For a minute there was no more firing, and then one of the heads and one of the guns were seen again. Shirley was ready, and made his calculations, and, as the boat rose, he drew a bead upon the top of the rail where he saw the head, and had scarcely pulled his trigger when he saw a good deal more than a head, for a man sprung up high in the air and then fell backward.
The captain now ordered his men to rest on their oars, for, if the other man on board should show himself, they could get a better shot at him than if they were nearer. But the man did not show himself, and, on consideration of his probable tactics, it seemed extremely dangerous to approach the vessel. Even here they were in danger, but should they attempt to board her, they could not tell from what point he might fire down upon them, and some of them would surely be shot before they could get a chance at him, and the captain did not wish to sacrifice any of his men, even for a vessel, if it could be helped. There seemed to be no hope of safely gaining their object, except to wait until the man should become tired and impatient, and expose himself.
Suddenly, to the amazement of every one in the boat, for all heads were turned toward the schooner, a man appeared, boldly running over her deck. Shirley and Burke instantly raised their rifles, but dropped them again. There was a shout from Maka, and an exclamation from the prisoner. Then the man on deck stooped close to the rail and was lost to their sight, but almost instantly he reappeared again, holding in front of him a struggling pair of legs, feet uppermost. Then, upon the rail, appeared a man’s head and body; but it only remained there for an instant, for his legs were raised still higher by the person behind him, and were then propelled outward with such force that he went headlong overboard. Then the man on deck sprang to the top of the rail, regardless of the rolling of the vessel in the gentle swell, and waved his hands above his head.
“Inkspot!” shouted the captain. “Pull away, you fellows! Pull!”
The tall, barefooted negro sprang to the deck from his perilous position, and soon reappeared with a line ready to throw to the boat.
In a few minutes they reached the vessel, and the boat was quickly made fast, and very soon they were on board.
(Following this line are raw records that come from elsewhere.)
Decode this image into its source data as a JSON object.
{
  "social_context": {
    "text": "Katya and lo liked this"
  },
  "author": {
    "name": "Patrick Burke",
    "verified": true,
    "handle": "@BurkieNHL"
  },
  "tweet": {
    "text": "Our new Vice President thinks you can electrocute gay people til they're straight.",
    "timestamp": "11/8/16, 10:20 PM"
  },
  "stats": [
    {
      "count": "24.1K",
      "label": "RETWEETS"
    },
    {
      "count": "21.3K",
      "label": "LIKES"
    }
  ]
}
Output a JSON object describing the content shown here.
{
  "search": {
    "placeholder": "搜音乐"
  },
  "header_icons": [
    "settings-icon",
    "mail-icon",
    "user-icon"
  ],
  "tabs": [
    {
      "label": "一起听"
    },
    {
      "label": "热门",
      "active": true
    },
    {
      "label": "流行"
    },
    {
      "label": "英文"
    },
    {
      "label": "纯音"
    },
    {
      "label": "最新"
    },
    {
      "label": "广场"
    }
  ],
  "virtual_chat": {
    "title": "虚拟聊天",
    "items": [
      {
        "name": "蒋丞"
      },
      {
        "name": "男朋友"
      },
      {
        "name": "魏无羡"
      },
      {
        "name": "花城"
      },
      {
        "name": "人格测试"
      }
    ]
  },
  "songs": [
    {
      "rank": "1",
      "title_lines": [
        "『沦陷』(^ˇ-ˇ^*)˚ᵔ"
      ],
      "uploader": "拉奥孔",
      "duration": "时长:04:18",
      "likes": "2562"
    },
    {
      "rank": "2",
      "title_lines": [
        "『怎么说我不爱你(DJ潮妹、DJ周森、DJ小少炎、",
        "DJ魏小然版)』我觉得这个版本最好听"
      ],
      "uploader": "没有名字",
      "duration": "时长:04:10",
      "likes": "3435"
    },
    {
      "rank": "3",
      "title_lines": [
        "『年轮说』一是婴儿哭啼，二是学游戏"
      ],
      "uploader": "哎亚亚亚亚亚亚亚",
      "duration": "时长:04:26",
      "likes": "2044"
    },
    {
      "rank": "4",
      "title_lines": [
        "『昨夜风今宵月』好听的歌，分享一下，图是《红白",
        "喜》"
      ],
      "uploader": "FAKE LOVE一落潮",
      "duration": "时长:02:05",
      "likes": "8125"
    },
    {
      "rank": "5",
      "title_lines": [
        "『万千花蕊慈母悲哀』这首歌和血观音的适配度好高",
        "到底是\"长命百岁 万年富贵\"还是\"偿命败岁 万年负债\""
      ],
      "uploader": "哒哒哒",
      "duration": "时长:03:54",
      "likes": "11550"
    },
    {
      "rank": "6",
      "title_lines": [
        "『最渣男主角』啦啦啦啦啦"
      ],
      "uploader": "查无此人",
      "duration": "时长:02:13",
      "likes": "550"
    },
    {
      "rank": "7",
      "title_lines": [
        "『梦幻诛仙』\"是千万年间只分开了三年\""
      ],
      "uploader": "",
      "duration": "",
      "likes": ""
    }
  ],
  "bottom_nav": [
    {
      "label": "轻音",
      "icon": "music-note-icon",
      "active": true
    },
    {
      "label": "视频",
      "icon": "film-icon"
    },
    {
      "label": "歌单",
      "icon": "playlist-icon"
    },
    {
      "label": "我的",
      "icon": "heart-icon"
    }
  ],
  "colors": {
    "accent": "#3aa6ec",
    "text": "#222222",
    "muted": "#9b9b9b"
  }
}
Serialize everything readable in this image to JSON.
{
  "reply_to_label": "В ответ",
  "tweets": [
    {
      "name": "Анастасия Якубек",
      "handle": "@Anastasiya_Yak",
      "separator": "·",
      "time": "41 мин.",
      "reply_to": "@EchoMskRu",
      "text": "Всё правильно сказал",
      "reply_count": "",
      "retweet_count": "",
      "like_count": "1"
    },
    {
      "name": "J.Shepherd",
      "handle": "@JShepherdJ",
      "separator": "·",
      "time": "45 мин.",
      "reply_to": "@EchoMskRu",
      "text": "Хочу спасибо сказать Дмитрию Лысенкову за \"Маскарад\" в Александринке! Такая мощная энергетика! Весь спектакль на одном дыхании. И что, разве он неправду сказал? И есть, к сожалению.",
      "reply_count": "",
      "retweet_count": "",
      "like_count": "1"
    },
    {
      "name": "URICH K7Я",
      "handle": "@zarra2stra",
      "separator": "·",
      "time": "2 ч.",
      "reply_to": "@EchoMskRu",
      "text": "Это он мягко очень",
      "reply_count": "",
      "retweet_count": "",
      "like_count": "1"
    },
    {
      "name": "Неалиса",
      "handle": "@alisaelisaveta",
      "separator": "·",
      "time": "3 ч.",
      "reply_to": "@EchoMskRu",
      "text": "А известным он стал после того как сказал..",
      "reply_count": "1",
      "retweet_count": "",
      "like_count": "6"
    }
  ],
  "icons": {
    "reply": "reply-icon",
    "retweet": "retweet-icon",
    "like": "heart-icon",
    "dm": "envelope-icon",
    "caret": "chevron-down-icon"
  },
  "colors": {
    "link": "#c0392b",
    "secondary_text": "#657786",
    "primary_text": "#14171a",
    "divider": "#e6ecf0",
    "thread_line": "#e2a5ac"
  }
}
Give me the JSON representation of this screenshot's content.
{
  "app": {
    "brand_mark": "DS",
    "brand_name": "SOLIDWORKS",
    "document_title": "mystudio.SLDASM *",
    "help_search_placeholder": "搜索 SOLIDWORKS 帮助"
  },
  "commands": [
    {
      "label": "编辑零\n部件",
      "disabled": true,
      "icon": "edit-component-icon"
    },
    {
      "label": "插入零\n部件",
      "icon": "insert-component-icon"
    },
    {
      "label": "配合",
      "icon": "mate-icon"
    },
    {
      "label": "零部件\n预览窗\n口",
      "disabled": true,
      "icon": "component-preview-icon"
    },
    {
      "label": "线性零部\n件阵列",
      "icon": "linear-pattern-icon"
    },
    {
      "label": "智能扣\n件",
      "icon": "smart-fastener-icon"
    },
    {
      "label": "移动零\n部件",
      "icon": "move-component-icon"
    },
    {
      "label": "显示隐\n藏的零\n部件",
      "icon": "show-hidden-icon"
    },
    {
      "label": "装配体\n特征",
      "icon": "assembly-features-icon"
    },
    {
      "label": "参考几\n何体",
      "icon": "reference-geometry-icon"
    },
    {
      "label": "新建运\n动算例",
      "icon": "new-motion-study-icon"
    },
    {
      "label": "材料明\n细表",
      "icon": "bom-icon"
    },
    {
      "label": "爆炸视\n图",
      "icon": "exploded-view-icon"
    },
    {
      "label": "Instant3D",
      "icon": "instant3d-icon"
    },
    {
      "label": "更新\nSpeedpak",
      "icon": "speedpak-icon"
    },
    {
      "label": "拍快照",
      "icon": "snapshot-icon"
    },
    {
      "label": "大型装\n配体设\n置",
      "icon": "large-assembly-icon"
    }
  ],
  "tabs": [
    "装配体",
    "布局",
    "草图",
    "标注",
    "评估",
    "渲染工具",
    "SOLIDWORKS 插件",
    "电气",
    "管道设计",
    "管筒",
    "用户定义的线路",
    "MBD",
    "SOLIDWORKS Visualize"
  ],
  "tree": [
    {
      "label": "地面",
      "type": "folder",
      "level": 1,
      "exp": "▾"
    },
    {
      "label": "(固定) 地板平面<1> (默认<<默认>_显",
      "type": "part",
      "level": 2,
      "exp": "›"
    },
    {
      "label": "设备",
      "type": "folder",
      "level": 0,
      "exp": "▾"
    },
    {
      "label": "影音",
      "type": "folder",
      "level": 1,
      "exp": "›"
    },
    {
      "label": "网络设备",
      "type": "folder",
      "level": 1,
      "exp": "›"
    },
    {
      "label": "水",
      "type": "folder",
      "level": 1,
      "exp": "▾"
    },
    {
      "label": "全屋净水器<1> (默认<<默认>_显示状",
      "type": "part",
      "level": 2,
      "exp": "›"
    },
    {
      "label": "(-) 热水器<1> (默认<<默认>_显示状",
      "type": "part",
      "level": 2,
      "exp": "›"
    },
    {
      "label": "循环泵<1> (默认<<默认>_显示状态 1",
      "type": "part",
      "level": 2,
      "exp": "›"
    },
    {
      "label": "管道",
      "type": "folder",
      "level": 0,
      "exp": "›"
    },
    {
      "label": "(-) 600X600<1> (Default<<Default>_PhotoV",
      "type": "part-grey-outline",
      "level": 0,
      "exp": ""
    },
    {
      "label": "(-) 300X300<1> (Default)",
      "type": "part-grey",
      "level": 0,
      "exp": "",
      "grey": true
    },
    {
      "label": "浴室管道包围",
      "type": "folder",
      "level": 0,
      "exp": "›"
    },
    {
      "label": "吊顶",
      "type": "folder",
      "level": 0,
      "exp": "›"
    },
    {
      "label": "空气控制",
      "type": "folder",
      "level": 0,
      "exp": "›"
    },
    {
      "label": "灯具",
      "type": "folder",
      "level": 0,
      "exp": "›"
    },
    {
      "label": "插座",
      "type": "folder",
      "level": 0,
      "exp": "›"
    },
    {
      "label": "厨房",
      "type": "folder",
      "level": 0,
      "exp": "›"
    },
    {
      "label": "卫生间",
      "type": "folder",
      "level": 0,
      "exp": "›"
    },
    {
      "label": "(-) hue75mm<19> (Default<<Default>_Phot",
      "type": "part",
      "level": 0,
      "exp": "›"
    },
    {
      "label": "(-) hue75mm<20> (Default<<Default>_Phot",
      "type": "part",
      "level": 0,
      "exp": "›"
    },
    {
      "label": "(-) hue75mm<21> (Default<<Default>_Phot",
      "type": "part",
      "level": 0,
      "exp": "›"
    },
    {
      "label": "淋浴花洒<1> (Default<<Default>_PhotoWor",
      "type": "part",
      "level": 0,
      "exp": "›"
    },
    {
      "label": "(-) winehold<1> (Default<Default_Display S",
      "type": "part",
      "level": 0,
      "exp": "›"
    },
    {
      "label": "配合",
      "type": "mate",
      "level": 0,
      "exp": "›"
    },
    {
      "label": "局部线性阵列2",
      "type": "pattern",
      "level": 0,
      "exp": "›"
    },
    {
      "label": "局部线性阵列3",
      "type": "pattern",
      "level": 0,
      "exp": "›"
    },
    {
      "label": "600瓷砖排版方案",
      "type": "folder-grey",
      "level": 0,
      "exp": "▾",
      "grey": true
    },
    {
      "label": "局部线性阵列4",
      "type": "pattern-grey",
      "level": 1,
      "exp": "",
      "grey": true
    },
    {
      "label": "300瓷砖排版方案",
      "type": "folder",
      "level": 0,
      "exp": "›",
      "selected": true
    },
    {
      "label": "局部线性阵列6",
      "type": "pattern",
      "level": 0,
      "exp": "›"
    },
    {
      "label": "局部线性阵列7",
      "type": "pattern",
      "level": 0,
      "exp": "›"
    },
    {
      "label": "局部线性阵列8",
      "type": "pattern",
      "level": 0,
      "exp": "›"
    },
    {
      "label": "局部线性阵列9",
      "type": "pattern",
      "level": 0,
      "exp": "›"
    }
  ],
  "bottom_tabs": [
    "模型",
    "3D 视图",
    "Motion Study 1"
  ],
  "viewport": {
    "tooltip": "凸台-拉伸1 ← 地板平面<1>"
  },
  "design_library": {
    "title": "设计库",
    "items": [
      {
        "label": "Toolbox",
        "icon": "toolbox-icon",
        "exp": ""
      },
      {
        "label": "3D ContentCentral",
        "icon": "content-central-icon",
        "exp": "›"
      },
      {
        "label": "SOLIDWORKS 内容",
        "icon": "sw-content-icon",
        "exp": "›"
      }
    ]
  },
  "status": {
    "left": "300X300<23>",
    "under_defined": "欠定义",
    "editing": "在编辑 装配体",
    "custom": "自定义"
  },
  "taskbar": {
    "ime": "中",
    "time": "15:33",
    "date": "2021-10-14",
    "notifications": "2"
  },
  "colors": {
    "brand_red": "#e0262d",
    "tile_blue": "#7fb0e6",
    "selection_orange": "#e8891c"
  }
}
When he saw his old friends and associates upon the deck, Inkspot retired a little distance and fell upon his knees.